PLYMOUTH — Foreign direct investment already creates more than 43,000 jobs in the Granite State. During a recent forum at Plymouth State University, representatives of business, academia and government explored ways of bringing in more of it.
Co-hosted by PSU and the New Hampshire Department of Business and Economic Affairs, the Oct. 11 forum was highlighted with a presentation made by three Plymouth educators: Jonathan Dapra, assistant professor of management; Roxana Wright, professor of management; and Chen Wu, associate professor of economics.
The three discussed foreign direct investment (FDI), defined as when businesses from one country invest in firms in another one.

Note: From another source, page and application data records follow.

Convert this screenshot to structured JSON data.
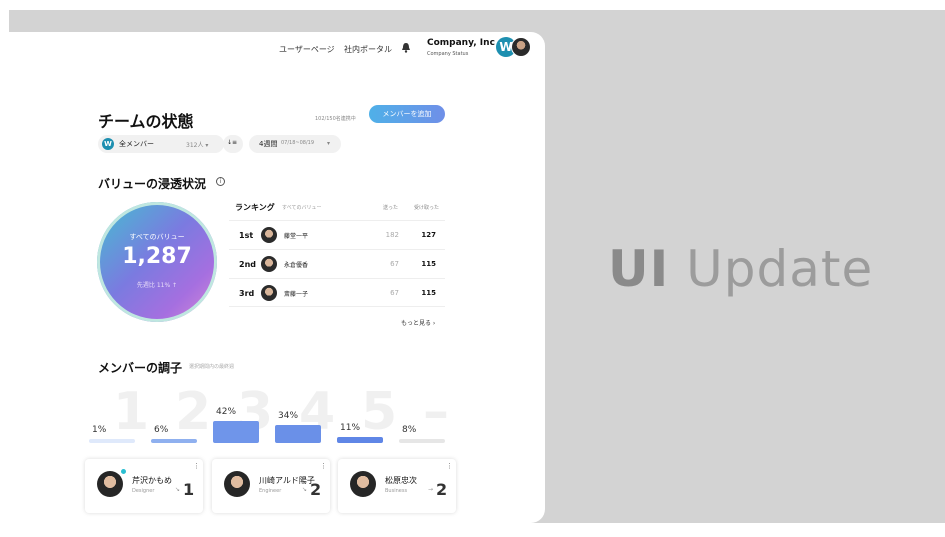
{
  "header": {
    "links": [
      "ユーザーページ",
      "社内ポータル"
    ],
    "company_name": "Company, Inc",
    "company_status": "Company Status",
    "workspace_initial": "W"
  },
  "page": {
    "title": "チームの状態",
    "capacity": "102/150名連携中",
    "add_button": "メンバーを追加"
  },
  "filters": {
    "member_initial": "W",
    "member_label": "全メンバー",
    "member_count": "312人 ▾",
    "sort_icon": "↓≡",
    "period_label": "4週間",
    "period_range": "07/18~08/19",
    "period_caret": "▾"
  },
  "value_section": {
    "title": "バリューの浸透状況",
    "info": "i",
    "circle_label": "すべてのバリュー",
    "circle_value": "1,287",
    "circle_compare": "先週比 11% ↑"
  },
  "ranking": {
    "title": "ランキング",
    "subtitle": "すべてのバリュー",
    "col_sent": "送った",
    "col_received": "受け取った",
    "rows": [
      {
        "pos": "1st",
        "name": "藤堂一平",
        "sent": "182",
        "received": "127"
      },
      {
        "pos": "2nd",
        "name": "永倉優香",
        "sent": "67",
        "received": "115"
      },
      {
        "pos": "3rd",
        "name": "斎藤一子",
        "sent": "67",
        "received": "115"
      }
    ],
    "more": "もっと見る ›"
  },
  "condition": {
    "title": "メンバーの調子",
    "note": "選択期間内の最終週",
    "levels": [
      "1",
      "2",
      "3",
      "4",
      "5",
      "–"
    ],
    "bars": [
      {
        "label": "1%",
        "value": 1,
        "color": "#dfe9fb"
      },
      {
        "label": "6%",
        "value": 6,
        "color": "#8fb0ef"
      },
      {
        "label": "42%",
        "value": 42,
        "color": "#6f95ea"
      },
      {
        "label": "34%",
        "value": 34,
        "color": "#6a90e8"
      },
      {
        "label": "11%",
        "value": 11,
        "color": "#5f86e6"
      },
      {
        "label": "8%",
        "value": 8,
        "color": "#e6e6e6"
      }
    ]
  },
  "members": [
    {
      "name": "芹沢かもめ",
      "role": "Designer",
      "score": "1"
    },
    {
      "name": "川崎アルド陽子",
      "role": "Engineer",
      "score": "2"
    },
    {
      "name": "松原忠次",
      "role": "Business",
      "score": "2"
    }
  ],
  "brand": {
    "bold": "UI",
    "rest": "Update"
  }
}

Dapra and Wright later led a discussion on how New Hampshire can attract and grow more such investment.
The United States is the world’s largest recipient of FDI, with some $4.34 trillion in 2018, according to reports prepared by Dapra, Wright and Wu.
And while New Hampshire is “not a top destination of direct investments as compared to other states,” it nonetheless “benefits from the diversity of FDI,” the reports said, “with patterns of activity that match and support overall economic progress.”
At present, 43,300 jobs are “directly supported” by FDI in the state, thanks to investments from 24 countries through 186 companies operating in 46 industries.
Canada, the United Kingdom and Germany are the top three sources of FDI money coming to New Hampshire.
Most of that money, 70 percent, is concentrated in the state’s three southernmost counties, said Dapra, with Hillsborough alone having 40 percent, and most of it is going into high tech.
“There are potential opportunities for spillovers of foreign investment from the south further to the north,” wrote Dapra, Wright and Wu, and the potential “to grow foreign-business presence in the less FDI-represented northern region of the state is also optimistic.”
They noted that even Sullivan County, which has the least FDI, attracts it from seven countries.
In what he described to forum attendees as an FDI “primer,” Dapra said “FDI all comes down, again, to the benefits,” among them increased revenues; potentially exports; jobs; innovation; and entrepreneurism.
The benefits come with long-term sustainability, he said, adding that the best FDI is achieved when Business, Academia and Government form a ‘triad” to promote it.
He hoped that the PSU forum “is the start of a conversation” about FDI and making New Hampshire an even more welcoming place for FDI.
Wu pointed out that even during the Great Recession, foreign companies were expanding in New Hampshire, with Wright stressing that “these companies are here to stay.”
Whether by building from scratch, merger or acquisition, the majority of foreign-owned businesses in New Hampshire are of small-to-moderate size and therefore have the potential for expansion, said Wright. In addition to creating jobs, those companies are “really investing” in human resources and leadership training, she said, as well as on product development and research-and-development.